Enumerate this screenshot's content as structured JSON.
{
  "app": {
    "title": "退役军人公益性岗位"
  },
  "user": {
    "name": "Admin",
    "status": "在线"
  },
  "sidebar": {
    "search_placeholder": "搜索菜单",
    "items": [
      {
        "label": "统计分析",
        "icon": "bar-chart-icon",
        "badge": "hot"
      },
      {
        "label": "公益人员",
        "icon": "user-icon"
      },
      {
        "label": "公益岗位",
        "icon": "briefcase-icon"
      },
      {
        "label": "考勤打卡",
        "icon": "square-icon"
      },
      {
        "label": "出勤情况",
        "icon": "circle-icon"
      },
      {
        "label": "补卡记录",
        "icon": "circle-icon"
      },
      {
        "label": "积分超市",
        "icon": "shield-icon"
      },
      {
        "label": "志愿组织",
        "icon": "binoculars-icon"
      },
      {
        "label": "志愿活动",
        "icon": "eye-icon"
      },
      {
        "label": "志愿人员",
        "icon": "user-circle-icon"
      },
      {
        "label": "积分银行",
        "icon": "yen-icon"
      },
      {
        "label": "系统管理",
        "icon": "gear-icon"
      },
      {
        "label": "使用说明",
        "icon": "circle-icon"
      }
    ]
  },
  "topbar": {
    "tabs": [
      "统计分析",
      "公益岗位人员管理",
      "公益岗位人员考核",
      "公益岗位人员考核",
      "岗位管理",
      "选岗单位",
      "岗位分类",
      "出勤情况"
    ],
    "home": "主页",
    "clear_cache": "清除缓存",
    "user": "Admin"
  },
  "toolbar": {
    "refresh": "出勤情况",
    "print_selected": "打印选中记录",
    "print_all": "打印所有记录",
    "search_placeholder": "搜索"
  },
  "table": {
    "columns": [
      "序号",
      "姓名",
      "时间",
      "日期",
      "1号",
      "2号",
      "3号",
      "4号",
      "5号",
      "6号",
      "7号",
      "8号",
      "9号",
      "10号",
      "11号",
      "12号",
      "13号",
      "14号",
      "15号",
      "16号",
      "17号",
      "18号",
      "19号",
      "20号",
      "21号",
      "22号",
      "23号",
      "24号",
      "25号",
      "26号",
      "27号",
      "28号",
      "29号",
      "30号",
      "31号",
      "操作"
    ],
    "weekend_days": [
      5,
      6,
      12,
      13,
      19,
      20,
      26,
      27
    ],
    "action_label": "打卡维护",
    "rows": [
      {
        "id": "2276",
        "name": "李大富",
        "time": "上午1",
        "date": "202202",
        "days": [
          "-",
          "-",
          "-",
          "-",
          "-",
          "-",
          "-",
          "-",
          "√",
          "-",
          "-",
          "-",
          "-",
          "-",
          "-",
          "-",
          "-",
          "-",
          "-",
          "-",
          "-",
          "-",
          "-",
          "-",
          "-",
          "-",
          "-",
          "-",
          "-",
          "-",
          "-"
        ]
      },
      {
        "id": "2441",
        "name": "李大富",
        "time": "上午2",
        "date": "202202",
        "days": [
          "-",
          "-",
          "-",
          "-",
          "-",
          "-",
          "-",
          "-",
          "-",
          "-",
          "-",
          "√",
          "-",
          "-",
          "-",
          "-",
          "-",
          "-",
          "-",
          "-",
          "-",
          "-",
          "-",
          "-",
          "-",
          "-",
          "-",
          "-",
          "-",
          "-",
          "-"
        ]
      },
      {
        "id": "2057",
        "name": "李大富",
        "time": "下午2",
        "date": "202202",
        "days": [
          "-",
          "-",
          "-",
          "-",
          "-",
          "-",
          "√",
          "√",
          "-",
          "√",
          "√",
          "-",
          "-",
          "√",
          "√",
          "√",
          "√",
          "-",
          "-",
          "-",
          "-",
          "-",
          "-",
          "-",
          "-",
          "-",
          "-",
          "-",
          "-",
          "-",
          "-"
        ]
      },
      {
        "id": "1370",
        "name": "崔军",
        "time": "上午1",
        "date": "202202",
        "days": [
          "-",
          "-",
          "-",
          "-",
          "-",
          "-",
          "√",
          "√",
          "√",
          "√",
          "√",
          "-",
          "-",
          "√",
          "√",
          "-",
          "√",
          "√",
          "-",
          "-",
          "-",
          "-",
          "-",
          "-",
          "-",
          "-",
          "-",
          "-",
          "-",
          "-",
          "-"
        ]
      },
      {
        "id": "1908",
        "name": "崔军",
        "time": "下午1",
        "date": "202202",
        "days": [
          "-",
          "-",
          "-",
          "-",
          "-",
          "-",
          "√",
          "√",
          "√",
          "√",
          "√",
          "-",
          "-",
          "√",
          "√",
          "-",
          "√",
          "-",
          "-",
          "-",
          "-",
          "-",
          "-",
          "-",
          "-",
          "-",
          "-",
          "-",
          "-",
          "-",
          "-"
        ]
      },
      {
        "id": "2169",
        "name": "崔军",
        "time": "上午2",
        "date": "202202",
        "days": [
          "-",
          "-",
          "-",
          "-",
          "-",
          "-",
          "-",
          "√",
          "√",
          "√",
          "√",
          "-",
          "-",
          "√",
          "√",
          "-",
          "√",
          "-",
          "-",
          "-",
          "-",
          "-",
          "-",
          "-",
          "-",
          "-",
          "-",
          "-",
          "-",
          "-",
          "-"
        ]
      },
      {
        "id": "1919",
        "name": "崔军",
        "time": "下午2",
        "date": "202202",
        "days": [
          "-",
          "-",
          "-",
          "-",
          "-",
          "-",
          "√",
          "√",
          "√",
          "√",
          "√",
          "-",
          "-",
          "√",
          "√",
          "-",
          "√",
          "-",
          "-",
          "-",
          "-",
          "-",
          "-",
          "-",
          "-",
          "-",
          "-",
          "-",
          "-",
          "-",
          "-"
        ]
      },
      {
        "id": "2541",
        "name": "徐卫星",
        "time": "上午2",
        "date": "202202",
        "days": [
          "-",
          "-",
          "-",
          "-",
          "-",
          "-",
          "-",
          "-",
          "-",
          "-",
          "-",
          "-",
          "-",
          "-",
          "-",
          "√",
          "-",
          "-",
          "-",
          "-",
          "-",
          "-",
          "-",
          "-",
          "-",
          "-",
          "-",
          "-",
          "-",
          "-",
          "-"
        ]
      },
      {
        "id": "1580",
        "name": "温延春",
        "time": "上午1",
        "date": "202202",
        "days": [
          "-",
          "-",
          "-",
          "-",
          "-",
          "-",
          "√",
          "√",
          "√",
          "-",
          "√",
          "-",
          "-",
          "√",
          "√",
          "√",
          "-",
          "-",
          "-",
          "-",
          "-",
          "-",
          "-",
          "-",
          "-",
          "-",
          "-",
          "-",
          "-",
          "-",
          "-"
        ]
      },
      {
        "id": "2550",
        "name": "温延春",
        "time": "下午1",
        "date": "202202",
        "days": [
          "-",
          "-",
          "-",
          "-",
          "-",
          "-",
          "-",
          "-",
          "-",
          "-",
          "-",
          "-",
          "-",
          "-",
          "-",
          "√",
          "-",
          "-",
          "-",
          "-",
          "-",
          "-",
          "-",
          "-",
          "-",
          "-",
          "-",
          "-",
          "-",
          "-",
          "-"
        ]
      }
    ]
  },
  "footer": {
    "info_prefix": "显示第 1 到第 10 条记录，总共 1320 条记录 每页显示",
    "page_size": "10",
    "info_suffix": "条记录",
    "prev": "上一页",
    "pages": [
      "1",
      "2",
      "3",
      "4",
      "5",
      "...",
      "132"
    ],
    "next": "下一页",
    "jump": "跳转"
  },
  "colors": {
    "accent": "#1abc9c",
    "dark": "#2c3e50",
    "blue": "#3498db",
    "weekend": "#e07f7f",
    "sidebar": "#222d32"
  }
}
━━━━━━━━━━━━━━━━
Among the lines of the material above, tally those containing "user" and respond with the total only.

4